As allegations of sexual assault seem to be flooding out of Parliament Hill, I want to pretend that I am as shocked as the rest of the nation. But I'm not. The reality for survivors is that we don't have the luxury or privilege of being shocked when sexual assault happens.
To be a candidate who actually gets elected, I also have to be unique. As far as I know, I'm the only candidate that's marketing by getting matches on the dating apps Tinder, Grindr, and Scruff. I figure these are some of the best places to meet people these days. I go where my peers are and use the technology designed to connect us.
Last week, MPs debated Bill C-2 -- an Act to Amend the Controlled Drugs and Substances Act. The primary purpose of the bill is to obstruct the establishment of safe injection sites in Canada, despite over a decade of successful harm reduction at Vancouver's Insite. This is just one example of how politicians of all stripes get drug policy wrong.
It was obvious to everyone that the Couillard government's proposals will simply make inequalities worse. The government wasn't mandated to dismantle public services. Philippe Couillard didn't get a mandate from the population to do what he's doing. Philippe Couillard is implementing the CAQ's program.
When you remember our veterans today, don't think of the glorification of war. Instead, think of the men and women who lost their lives, lost their limbs, lost their souls, so that you can stand here today, freely, without fear of recourse for your words.
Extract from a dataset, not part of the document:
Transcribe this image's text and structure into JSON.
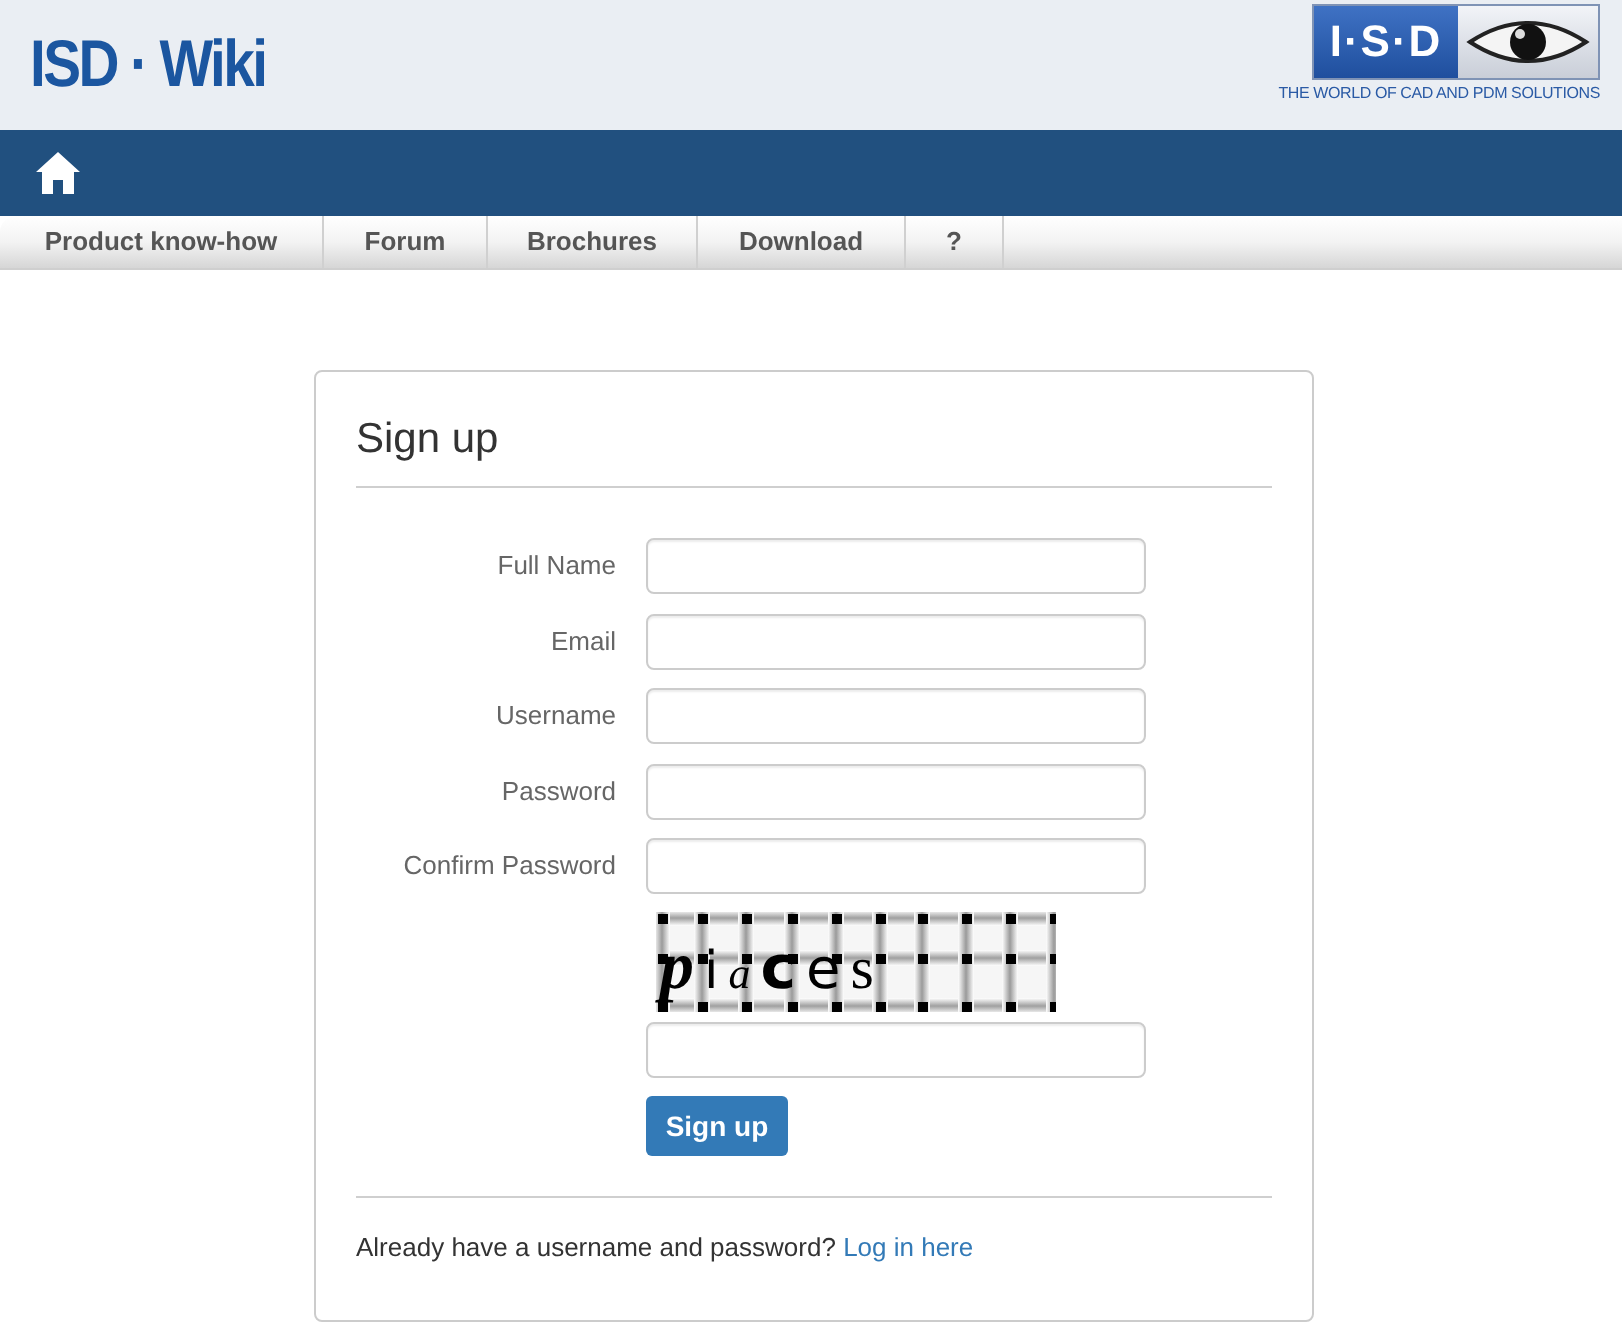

All levels of government and the private sector must begin to see the tremendous social and economic benefits of doing the right thing. Canada can end homelessness and our elected officials have a duty to work together on funding community based solutions.
Taking this time to reflect on the dedication of our armed forces is not the same as blindly supporting war. Remembrance Day is really about being present to the experiences of those who sacrificed their mental and emotional well-being in the name of our country. It's about expressing gratitude to those who gave up their dreams so that the rest of us can pursue ours. After all, while the poppy historically symbolizes the blood of fallen soldiers, it also represents a flower that was able to grow in land too infertile for much else; transforming from a mere community of poppy seeds while simultaneously converting the land into fertile and beautiful possibility.
In a word, Dr. Wang's and Dr. Liu's continuing detentions are case studies of the Chinese government's massive repression of human rights defenders and violations of their own undertakings to us to respect their domestic and international legal obligations. Regrettably, the Chinese government has succeeded in having the narrative focus on the regime's openness to trade, technology, and business, and away from justice, democracy, and human rights.
In his column, Kristof claims Backpage refused to use screening software that might detect ads for underage girls. Yet such software doesn't exist, according to McDougall. "There is no software or easy formula to identify a victim of trafficking online," she says. "It would be a godsend to all of us if there was."
Forced marriages? Women forced to give birth in private and give away their children? Women trying to end an unwanted pregnancy with a coat hanger and the help of some back-alley doctor? All barbaric acts condoned, perpetuated, or conveniently ignored by the Catholic Church right here in Canada only a few decades ago. How soon we forget and pretend we're the evolved ones now...